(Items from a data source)
━━━━

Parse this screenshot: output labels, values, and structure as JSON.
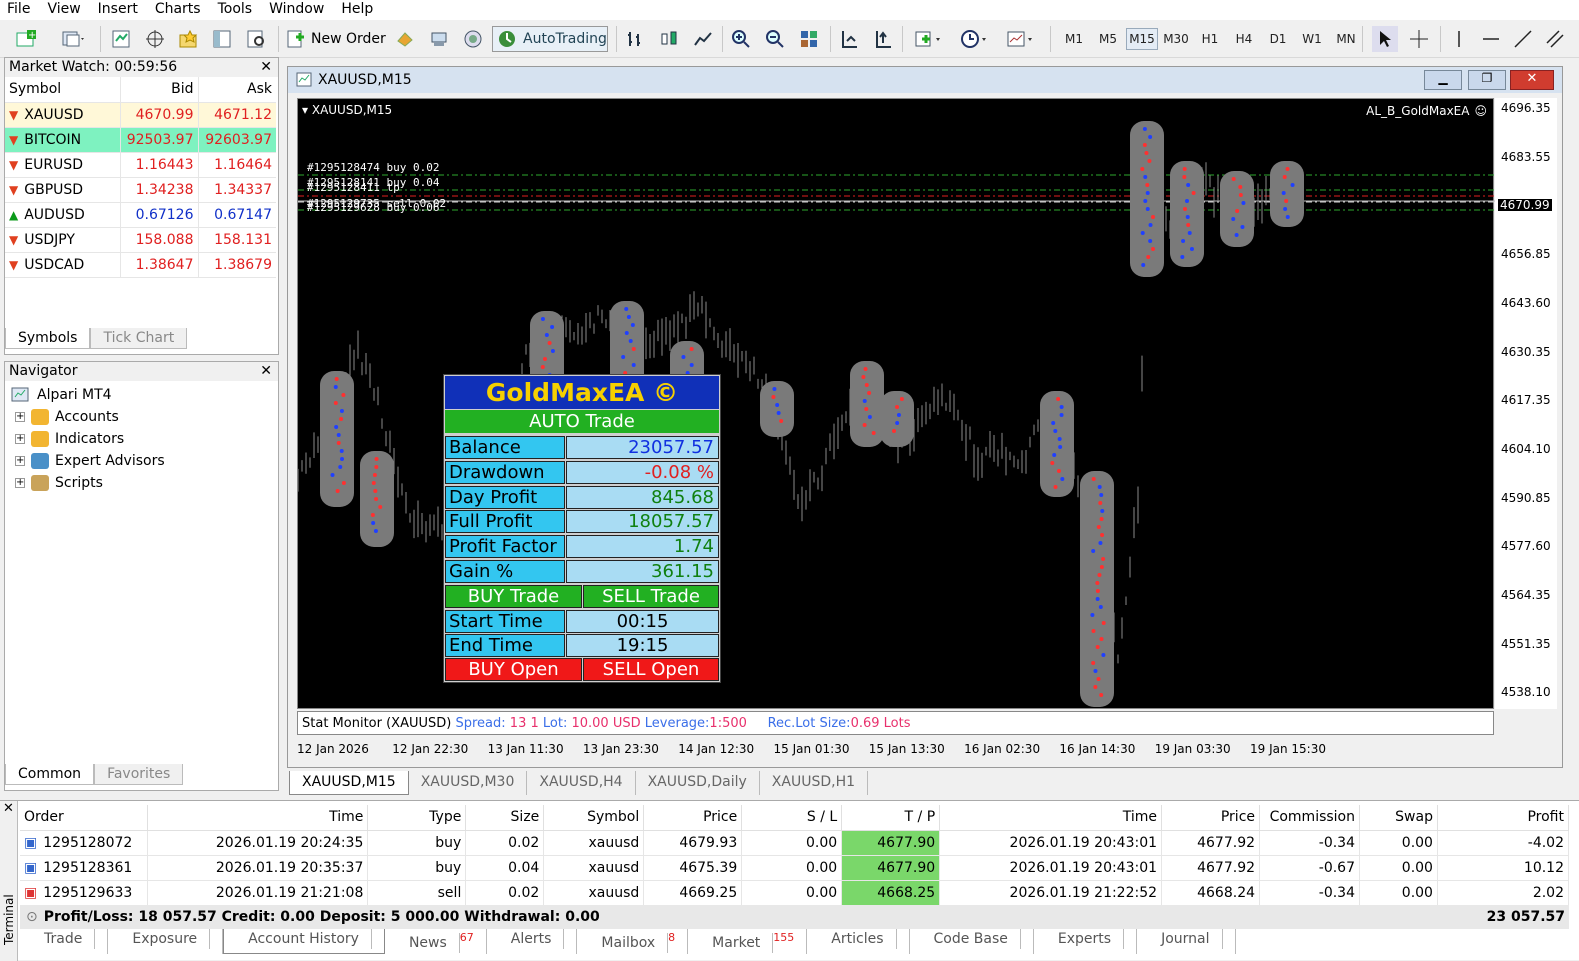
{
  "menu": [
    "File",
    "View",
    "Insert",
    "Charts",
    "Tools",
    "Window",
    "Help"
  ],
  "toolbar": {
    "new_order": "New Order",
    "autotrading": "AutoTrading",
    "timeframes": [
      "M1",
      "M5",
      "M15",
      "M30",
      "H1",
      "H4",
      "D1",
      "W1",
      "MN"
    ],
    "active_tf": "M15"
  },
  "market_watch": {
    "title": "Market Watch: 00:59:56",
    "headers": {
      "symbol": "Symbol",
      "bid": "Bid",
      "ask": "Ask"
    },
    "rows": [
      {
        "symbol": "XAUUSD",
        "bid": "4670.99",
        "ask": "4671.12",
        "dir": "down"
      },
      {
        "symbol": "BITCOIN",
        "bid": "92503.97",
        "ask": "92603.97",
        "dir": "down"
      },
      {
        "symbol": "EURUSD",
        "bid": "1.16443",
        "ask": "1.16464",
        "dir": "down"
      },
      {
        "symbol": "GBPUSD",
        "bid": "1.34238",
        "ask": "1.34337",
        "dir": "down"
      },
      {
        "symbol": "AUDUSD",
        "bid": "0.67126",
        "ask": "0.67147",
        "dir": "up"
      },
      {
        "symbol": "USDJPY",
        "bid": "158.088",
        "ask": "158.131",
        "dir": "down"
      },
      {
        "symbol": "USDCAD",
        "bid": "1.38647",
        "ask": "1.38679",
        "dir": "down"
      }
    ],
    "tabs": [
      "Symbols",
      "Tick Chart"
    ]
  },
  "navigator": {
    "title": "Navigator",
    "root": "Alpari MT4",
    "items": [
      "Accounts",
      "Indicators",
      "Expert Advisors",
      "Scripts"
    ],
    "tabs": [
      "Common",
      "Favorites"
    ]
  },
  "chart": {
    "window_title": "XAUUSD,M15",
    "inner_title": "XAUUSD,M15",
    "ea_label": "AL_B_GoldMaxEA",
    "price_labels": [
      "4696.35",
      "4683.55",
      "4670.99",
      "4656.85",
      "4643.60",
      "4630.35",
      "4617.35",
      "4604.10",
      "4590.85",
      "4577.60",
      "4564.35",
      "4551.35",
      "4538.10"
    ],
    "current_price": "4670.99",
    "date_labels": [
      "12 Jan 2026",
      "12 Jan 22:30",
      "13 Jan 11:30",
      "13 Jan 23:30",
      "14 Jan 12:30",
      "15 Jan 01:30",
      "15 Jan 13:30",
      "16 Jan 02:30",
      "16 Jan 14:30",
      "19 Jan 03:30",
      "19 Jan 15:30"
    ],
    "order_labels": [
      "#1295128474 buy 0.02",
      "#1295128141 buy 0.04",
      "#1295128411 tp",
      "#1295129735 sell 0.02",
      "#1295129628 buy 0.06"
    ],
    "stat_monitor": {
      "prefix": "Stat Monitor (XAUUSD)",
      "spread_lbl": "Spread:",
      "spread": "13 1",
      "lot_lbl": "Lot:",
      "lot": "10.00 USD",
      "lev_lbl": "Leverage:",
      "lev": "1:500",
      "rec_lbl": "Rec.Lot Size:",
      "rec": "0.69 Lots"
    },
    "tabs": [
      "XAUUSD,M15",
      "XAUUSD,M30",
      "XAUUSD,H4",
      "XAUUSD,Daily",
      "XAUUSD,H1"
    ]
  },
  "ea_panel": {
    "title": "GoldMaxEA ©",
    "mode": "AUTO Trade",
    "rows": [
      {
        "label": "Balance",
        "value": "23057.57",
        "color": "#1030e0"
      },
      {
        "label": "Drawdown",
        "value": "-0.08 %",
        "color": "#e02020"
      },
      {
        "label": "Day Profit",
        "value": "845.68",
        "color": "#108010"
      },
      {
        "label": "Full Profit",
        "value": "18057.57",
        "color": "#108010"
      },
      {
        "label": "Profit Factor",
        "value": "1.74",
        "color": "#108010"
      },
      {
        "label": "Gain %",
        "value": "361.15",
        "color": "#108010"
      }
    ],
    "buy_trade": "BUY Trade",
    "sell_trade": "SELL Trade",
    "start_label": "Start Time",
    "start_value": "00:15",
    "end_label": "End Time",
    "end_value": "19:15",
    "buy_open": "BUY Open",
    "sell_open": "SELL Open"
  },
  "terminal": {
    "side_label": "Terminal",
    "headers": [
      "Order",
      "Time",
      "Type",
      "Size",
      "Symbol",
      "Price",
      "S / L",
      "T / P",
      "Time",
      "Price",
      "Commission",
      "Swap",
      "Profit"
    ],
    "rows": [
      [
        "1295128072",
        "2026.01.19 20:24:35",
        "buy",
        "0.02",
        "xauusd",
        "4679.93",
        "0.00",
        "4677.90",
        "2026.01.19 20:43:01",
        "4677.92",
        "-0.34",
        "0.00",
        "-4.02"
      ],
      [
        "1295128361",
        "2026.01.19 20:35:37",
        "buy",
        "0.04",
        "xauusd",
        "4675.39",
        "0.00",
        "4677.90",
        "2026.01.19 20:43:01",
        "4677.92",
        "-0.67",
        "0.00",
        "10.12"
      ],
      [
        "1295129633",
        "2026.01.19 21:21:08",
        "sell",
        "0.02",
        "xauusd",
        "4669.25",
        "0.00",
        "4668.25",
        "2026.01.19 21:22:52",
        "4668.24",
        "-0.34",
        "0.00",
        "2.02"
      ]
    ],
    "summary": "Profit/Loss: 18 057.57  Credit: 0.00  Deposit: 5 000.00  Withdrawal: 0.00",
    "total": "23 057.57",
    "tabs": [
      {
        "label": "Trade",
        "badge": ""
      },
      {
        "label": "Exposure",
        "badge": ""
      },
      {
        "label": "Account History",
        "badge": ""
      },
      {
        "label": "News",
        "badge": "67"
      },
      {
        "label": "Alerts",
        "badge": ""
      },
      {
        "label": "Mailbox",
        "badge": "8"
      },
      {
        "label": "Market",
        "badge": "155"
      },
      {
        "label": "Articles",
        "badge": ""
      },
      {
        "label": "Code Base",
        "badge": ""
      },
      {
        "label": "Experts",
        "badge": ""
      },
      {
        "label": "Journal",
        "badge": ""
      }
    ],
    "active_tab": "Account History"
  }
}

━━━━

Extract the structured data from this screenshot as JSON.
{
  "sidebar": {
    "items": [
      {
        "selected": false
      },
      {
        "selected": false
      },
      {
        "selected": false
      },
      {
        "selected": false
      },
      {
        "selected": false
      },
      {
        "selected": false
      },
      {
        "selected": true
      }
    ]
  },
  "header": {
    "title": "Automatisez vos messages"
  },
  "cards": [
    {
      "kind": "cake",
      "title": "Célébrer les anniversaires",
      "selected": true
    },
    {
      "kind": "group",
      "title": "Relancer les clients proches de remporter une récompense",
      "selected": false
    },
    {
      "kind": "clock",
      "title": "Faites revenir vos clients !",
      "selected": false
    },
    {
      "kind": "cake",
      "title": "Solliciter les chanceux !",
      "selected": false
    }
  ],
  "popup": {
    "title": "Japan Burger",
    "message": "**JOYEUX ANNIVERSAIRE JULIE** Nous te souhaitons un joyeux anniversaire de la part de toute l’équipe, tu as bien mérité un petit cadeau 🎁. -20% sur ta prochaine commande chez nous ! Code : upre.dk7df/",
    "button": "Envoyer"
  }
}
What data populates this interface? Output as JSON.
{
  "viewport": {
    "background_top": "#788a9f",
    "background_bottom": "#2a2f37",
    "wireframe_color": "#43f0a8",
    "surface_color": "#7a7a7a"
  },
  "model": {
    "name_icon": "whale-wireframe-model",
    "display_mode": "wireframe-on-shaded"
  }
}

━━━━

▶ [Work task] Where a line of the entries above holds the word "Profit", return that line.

▶ [Worked solution]
        "label": "Day Profit",
        "label": "Full Profit",
        "label": "Profit Factor",
      "Profit"
    "summary": "Profit/Loss: 18 057.57  Credit: 0.00  Deposit: 5 000.00  Withdrawal: 0.00",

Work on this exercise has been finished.